In "Hotel," the first episode alone bombards viewers with an onslaught of horrifying and disturbing images - a human body crawling out of a sewn-up mattress, a bloodthirsty couple slaughtering and feeding on another couple during an intimate foursome, a not-quite-human creature murdering a man by means of rape with a sword-like strap-on.
"Friday the 13th" feels like a Disney musical in comparison.
The latest season of the anthology series centers on the Hotel Cortez in Los Angeles, which offers much more than turn down service and a continental breakfast. James March (Evan Peters) built the hotel in the 1920s and designed it to accommodate his murderous desires.
Like the "Murder House" in the first season, the eerie corridors of the Cortez are inhabited by both current residents and the ghosts of past occupants. The expansive list of inhabitants includes Iris (Kathy Bates), the cold hotel manager, Hypodermic Sally (Sarah Paulson), a drug addict and John Lowe (Wes Bentley), a detective investigating a string of murders.
So, why does "American Horror Story" work? What makes the same people who abhor the genre for its cheap thrills and predictable storylines eagerly tune in every week?
In many ways, "AHS" is nothing like the movies that dominate the genre nowadays.
While the "Sinisters" and "Conjurings" of the world cash in on quick scares and special effects, "AHS" puts its focus on well-developed, complex characters and storylines. It uses horror not simply for horror's sake, but rather as a vehicle to expose and explore the terrifying capabilities of the human race.
Showrunners Ryan Murphy and Brad Falchuk are masters at creating characters. They fill each season with characters so deep and intricate we find ourselves sympathizing with even the most horrid individuals. These are the guys who, in "Coven," made us periodically feel bad for a racist woman who caged and tortured black slaves in her attic.
And, in a series that continually features Emmy-nominated actors such as Jessica Lange, Denis O'Hare and Angela Bassett, the most interesting character in "Hotel" so far is played by a newcomer - the ever-eccentric Lady Gaga.
Gaga plays "the Countess," a rich and seductive fashionista who uses her sexuality to lure victims and satisfy her thirst for blood. As anyone who is even slightly attuned to pop culture can attest, Lady Gaga is a strange individual - she's bizarre, pushes boundaries and, at times, is quite disturbing - which is why she fits perfectly into the "AHS" universe.
Fans of "Game of Thrones" complain about its 10-episode seasons, arguing that the story is so large and complex that it could benefit from an additional three episodes.

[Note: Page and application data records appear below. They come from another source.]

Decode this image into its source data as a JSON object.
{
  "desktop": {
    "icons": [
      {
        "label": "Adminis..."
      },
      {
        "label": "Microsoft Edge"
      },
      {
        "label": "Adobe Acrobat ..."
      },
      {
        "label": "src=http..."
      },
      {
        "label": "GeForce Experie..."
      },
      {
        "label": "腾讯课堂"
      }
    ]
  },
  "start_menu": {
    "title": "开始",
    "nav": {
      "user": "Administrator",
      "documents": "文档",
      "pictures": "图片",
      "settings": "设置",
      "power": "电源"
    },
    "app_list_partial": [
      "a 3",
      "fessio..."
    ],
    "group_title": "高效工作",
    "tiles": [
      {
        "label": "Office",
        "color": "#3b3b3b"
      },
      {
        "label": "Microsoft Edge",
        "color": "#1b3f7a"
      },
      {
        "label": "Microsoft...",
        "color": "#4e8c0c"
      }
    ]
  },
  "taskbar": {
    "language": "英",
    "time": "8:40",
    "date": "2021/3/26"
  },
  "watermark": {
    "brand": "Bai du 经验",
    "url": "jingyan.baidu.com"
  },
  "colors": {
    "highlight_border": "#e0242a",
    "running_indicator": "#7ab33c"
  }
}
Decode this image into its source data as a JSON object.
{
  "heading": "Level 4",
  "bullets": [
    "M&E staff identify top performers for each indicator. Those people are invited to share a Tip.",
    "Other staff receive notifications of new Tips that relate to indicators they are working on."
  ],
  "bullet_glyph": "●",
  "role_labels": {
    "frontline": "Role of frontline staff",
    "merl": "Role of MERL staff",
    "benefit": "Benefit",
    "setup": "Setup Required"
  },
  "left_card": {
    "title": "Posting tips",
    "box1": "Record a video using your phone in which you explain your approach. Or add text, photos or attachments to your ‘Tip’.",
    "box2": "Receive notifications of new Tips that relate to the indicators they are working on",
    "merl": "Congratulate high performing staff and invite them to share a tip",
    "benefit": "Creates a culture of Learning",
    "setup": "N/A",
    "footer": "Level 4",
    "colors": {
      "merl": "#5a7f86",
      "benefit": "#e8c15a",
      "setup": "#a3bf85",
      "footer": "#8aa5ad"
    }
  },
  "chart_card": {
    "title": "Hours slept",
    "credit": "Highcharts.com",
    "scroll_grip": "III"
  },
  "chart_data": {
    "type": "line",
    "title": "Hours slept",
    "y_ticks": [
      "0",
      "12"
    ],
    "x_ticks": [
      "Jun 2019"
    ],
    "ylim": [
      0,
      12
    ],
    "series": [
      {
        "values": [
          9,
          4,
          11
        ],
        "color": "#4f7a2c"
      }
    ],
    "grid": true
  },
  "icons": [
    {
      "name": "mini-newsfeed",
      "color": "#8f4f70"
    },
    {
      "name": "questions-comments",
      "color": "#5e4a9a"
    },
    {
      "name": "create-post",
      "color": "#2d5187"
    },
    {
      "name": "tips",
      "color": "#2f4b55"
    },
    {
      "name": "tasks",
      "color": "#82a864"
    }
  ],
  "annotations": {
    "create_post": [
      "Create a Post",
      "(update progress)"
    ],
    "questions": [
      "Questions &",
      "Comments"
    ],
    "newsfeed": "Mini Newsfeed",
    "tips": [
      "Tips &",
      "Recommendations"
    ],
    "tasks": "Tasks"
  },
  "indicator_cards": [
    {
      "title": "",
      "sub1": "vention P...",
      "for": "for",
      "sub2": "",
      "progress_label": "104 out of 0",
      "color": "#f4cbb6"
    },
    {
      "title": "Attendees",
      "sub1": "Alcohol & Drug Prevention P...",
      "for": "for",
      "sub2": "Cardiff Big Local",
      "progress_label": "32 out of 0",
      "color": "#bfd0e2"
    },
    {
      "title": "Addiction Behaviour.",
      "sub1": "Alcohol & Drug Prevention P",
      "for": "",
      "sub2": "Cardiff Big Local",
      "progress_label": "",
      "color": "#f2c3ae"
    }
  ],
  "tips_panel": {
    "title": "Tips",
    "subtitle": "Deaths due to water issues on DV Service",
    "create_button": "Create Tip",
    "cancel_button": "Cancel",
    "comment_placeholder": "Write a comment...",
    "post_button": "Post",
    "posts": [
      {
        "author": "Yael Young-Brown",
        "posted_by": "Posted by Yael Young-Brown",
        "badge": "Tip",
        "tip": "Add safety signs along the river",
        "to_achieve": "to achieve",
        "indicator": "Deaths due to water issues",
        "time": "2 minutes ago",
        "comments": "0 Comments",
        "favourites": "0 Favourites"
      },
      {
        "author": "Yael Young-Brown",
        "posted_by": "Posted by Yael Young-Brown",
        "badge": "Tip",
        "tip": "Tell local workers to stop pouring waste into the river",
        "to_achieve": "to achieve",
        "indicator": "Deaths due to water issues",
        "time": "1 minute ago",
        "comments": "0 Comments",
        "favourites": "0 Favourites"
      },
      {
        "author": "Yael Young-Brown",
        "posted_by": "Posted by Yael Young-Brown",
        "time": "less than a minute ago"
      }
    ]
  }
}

The issue with "AHS" is completely opposite. Each season is constructed masterfully, slowly building tension and weaving together marvelous storylines. But then, around episode eight or nine, it falters.
When it should be reaching a climax, it instead starts introducing new characters and subplots in order to fill the last few episodes. It becomes too complicated and hard to follow and, worst of all, detracts from the brilliance of the rest of the season.
It's too early to tell if "Hotel" will follow suit, but if Murphy and Falchuk want to turn a great show into a spectacular one, it's something they will need to address.
For now, though, we don't have to worry about end-of-season mishaps. For the next few weeks, all we need to do is check in and enjoy our stay.